Life is a Gift - Wrap it in Safety
Given the recent disaster in West Virginia, it seemed appropriate to visit the website of the Mine Safety and Health Administration, where I was generally impressed by the audience awareness of their online discourse. Even their kids' materials -- about not playing in abandoned mines -- seemed relevant and age-appropriate. Since I am interested in traditional information design as well, I watched the film clip for their Mine mapping campaign with appreciation for their foresight. As Edward Tufte has argued, clear information design and the availability of efficient message channels often saves lives.
In the negative column, the MNSHA monthly safety slogan contest lost them some public rhetoric points. See the title of this blog entry for the winner of last month's prize. And the fact that MSHA's idea of Interactive Training is a series of PowerPoint slides shows little understanding of how virtual simulations and other "serious games" can be used to model life-and-death situations.
When I first looked at the MSHA site, I was prepared for my usual rant about how it is often unreasonably difficult for workers and consumers to get information about health and safety information from government websites.

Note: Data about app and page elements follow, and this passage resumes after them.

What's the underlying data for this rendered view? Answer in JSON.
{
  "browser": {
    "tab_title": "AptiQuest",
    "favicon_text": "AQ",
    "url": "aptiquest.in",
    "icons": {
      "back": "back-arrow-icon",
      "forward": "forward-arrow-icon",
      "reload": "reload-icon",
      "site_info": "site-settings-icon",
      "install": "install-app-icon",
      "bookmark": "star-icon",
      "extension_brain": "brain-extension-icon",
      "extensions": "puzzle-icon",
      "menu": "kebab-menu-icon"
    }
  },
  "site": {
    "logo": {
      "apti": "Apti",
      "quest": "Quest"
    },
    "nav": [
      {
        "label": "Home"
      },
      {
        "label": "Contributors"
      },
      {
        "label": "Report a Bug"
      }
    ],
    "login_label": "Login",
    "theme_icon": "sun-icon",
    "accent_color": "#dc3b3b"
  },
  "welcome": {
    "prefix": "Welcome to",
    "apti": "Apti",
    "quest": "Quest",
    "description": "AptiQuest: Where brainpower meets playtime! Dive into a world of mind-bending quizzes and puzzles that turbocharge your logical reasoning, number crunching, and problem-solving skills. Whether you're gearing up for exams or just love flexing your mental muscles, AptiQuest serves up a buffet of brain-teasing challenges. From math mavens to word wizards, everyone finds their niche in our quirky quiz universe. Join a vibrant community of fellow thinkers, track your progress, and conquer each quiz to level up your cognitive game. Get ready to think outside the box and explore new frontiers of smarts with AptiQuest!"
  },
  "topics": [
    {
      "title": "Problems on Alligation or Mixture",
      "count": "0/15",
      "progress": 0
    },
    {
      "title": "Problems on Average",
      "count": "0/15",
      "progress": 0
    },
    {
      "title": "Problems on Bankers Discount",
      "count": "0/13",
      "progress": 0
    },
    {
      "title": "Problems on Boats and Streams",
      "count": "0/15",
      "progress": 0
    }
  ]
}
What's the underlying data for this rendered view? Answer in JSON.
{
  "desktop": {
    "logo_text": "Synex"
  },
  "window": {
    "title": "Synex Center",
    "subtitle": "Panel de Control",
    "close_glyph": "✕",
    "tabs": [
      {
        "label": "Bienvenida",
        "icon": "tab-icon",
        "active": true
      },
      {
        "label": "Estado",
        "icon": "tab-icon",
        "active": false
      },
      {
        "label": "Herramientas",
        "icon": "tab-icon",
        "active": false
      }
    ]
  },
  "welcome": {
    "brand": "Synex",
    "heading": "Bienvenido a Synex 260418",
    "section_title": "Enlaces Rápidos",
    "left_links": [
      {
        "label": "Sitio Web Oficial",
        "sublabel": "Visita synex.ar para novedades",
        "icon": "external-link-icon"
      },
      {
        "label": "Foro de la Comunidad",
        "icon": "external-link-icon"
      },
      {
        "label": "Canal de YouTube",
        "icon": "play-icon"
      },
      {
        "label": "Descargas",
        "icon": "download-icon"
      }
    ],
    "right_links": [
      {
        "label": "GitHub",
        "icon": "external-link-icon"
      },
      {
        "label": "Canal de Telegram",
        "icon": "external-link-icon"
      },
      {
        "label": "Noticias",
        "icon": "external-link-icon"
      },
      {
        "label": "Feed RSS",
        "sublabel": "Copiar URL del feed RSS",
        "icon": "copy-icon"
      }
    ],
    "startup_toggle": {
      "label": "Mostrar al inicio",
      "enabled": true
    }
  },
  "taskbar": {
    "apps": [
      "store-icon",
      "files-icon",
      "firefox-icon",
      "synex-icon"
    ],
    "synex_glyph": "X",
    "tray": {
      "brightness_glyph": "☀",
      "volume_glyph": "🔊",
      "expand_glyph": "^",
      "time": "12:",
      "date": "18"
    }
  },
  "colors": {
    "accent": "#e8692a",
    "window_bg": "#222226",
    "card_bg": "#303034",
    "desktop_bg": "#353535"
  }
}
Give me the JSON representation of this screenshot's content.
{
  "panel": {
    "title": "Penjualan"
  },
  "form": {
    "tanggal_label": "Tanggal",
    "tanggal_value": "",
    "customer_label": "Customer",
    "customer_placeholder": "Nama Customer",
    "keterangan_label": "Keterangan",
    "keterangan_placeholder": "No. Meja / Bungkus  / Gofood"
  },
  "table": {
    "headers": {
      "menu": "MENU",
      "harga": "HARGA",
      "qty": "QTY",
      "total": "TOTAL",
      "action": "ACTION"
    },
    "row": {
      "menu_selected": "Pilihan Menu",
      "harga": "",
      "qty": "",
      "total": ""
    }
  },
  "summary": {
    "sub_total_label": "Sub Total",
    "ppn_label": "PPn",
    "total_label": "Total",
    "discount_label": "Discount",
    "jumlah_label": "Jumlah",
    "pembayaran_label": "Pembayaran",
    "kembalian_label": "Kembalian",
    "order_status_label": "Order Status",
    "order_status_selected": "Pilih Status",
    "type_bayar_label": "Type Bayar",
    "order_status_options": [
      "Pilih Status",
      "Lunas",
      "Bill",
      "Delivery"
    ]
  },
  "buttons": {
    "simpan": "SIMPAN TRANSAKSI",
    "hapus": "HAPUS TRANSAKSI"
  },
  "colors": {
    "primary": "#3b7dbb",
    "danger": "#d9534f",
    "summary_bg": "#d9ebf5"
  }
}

Then I looked the next day, and presto!, there was an easy-to-use violations information page right on the webpage specifically about the Sago mine accident.
(And speaking of more mundane health and safety violations, the Los Angeles County Environmental Health Restaurant Rating system is now online in a much more easily searchable form, so local greasy spoons beware!)
In related oversight news, it will be interesting to see if corporations will also be held accountable, now that shareholders can get inside information from bloggers about company culture that might be otherwise invisible to outsiders. Would they avoid investing in the next Enron or Anker West Virginia Mining Company? A corporate blog wiki was described in a recent New York Times article on "A Blog that Blogs Corporate Blogs"
At least the website of the Anker company's parent corporation, the International Coal Group, was unostentatiously low-tech and soberly designed. It looks like ICG realizes that ambitious and polished public relations efforts would do little for their share price at the moment.